Stored records:

------------

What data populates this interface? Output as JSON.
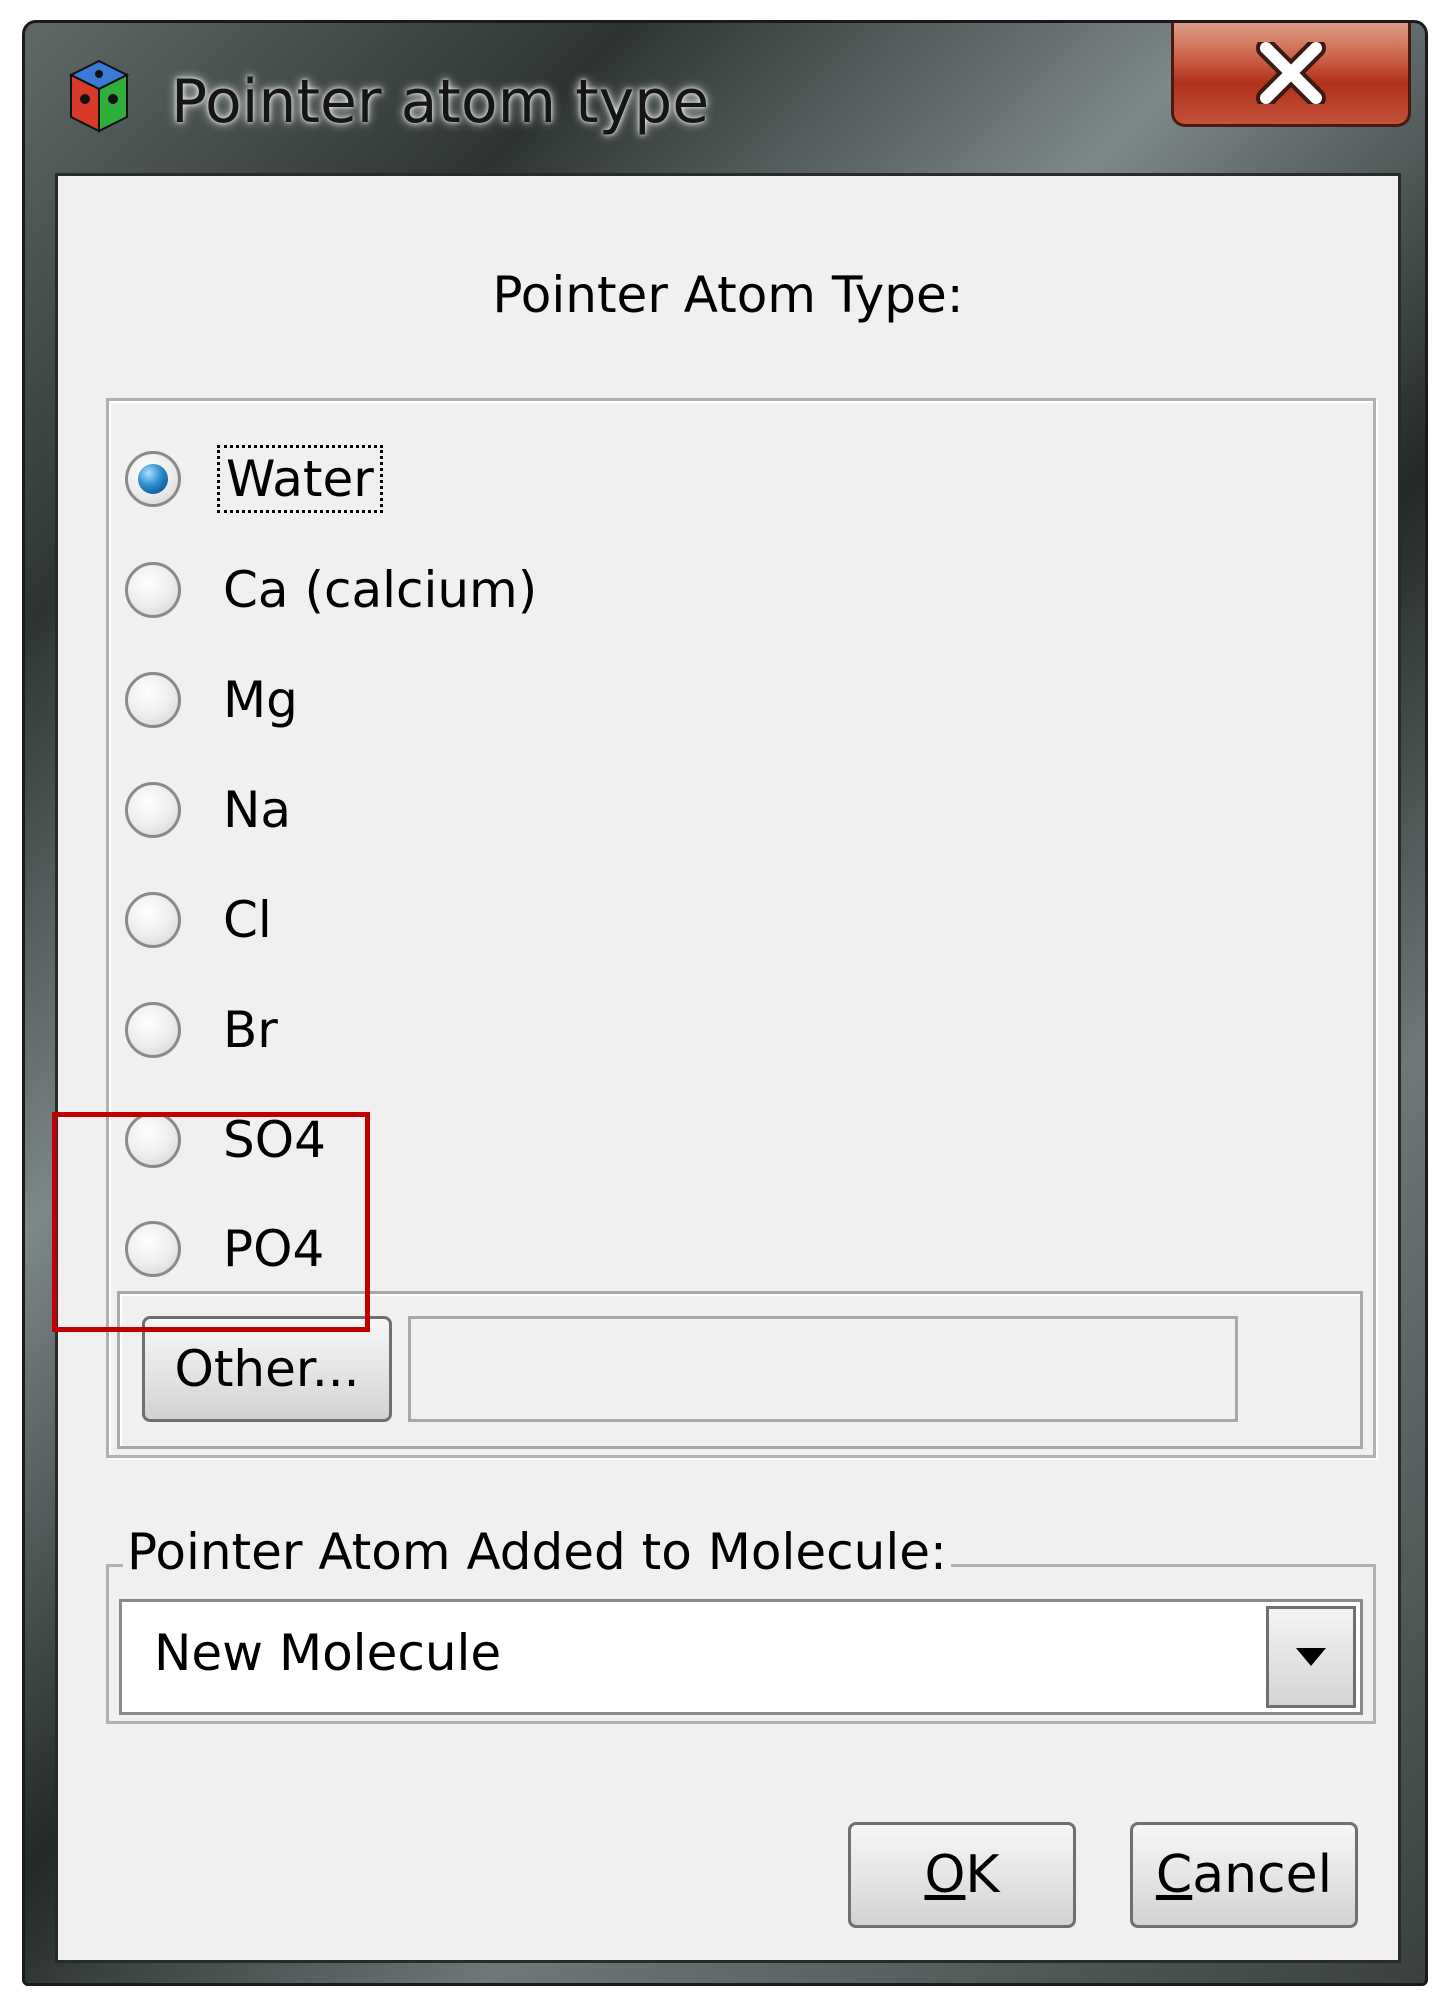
{
  "window": {
    "title": "Pointer atom type",
    "app_icon": "cube-app-icon",
    "close_icon": "close-icon"
  },
  "dialog": {
    "heading": "Pointer Atom Type:",
    "atom_types": [
      {
        "label": "Water",
        "selected": true
      },
      {
        "label": "Ca (calcium)",
        "selected": false
      },
      {
        "label": "Mg",
        "selected": false
      },
      {
        "label": "Na",
        "selected": false
      },
      {
        "label": "Cl",
        "selected": false
      },
      {
        "label": "Br",
        "selected": false
      },
      {
        "label": "SO4",
        "selected": false
      },
      {
        "label": "PO4",
        "selected": false
      }
    ],
    "other_button": "Other...",
    "other_value": "",
    "molecule_group_label": "Pointer Atom Added to Molecule:",
    "molecule_selected": "New Molecule",
    "ok": {
      "mnemonic": "O",
      "rest": "K"
    },
    "cancel": {
      "mnemonic": "C",
      "rest": "ancel"
    }
  },
  "annotation": {
    "color": "#c00000"
  }
}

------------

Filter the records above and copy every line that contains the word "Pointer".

> **Solution for this exercise**
    "title": "Pointer atom type",
    "heading": "Pointer Atom Type:",
    "molecule_group_label": "Pointer Atom Added to Molecule:",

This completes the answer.